This “investment policy,” which has no goal other than the reconstitution of the consumerist model, is the translation of a moribund ideology. It is a desperate attempt to prolong the life of a model which has become self-destructive by denying and concealing for as long as possible the fact that the consumerist model is now massively toxic (a toxicity extending far beyond the question of “toxic assets”) because it has reached its limits. This denial is a matter of trying, for as long as possible, to maintain the colossal profits that can be accrued by those capable of exploiting the toxicity of consumerism.

The consumerist model has reached its limits because it has become systemically short-termist, because it has given rise to a systemic stupidity that structurally prevents the reconstitution of a long-term horizon. This “investment” is not an investment according to any terms other than those of pure accounting: it is a pure and simple reestablishment of the state of things, trying to rebuild the industrial landscape without at all changing its structure, still less its axioms, all in the hope of protecting income levels that had hitherto been achievable.

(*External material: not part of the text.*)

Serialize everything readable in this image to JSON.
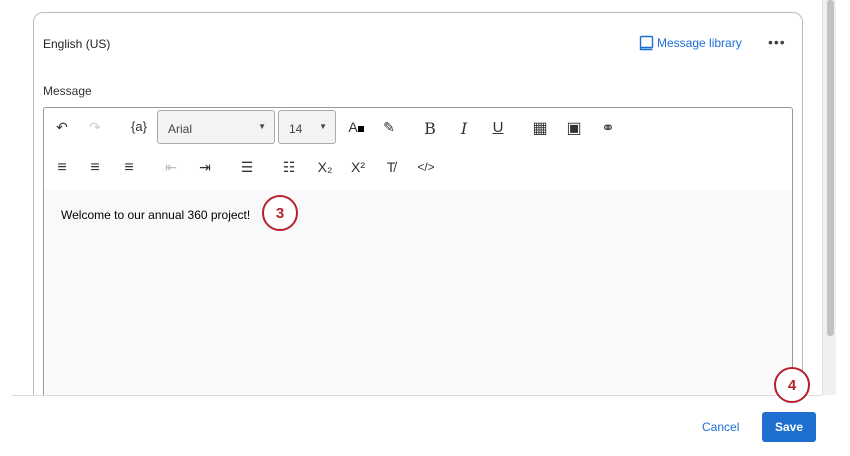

Such may be the hope, but these are the false hopes of those with buried heads. The genuine object of debate raised by the crisis ought to be how to overcome the short-termism to which we have been led by a consumerism intrinsically destructive of all genuine investment, that is, of investment in the future, a short-termism which has systemically, and not accidentally, been translated into the decomposition of investment into speculation.

Whether we must, in order to avoid a major economic catastrophe, and to attenuate the social injustice caused by the crisis, stimulate consumption and the economic machine such as it still is, is a question as urgent as it is legitimate so long as such a policy does not simply aggravate the situation at the cost of millions and billions of euros or dollars while at the same time masking the true question, which is to produce a vision and a political will capable of progressively moving away from the economico-political complex of consumption so as to enter into the complex of a new type of investment. This new kind of investment must be a social and political investment or, in other words, an investment in a common desire, what Aristotle called philia, and which would then form the basis of a new type of economic investment.

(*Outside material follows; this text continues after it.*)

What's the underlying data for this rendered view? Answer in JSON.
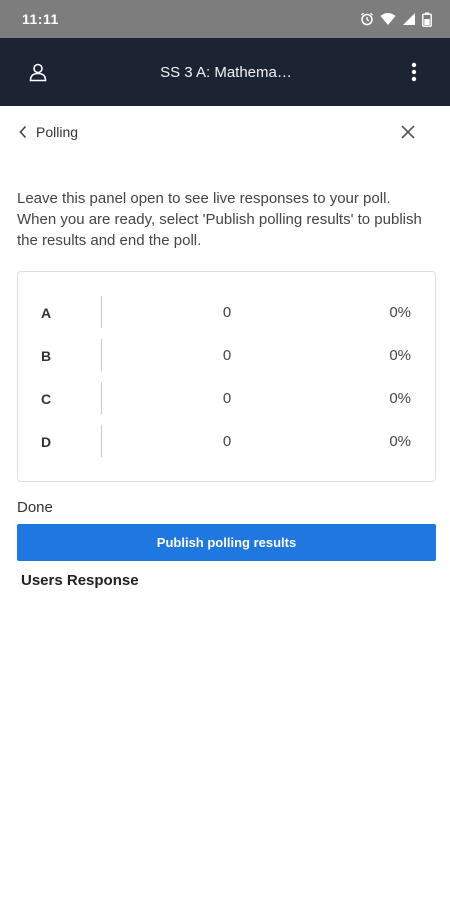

Between the absolute urgency which obviously imposes the imperative of salvaging the present situation and of avoiding the passage from a global economic crisis to a global political crisis that might yet unleash military conflicts of global dimensions and the absolute necessity that consists in producing a potential future in the form of a political and social will capable of making a break with the present situation there is clearly a contradiction. Such a contradiction is characteristic of what happens to a dynamic system (in this case, the industrial system and the global capitalist system) once it has begun to mutate.

This question is political as much as it is economic. It is a question of political economy, a matter of knowing in what precisely this mutation consists, and to what political, but also industrial, choices it leads. It is a matter of knowing what new industrial politics is required.

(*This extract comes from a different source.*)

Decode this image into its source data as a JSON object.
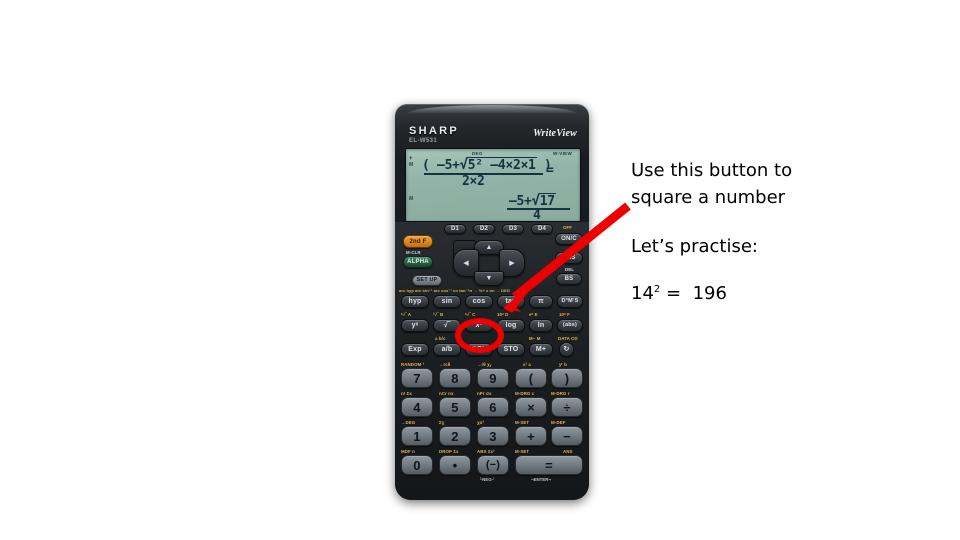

Only such a response is capable of simultaneously dealing with the question of what urgent and immediate steps are necessary in order to salvage the industrial system, and with the question of how such steps must be inscribed within an economic and political mutation amounting to a revolution – if it is true that when a model has run its course, then its transformation, through which alone it can avoid total destruction, constitutes a revolution.

Bernard Stiegler taught himself philosophy while imprisoned for armed robbery between 1978 and 1983. He has since become a leading French philosopher of technology. This article was adapted from his recent book, For a New Critique of Political Economy.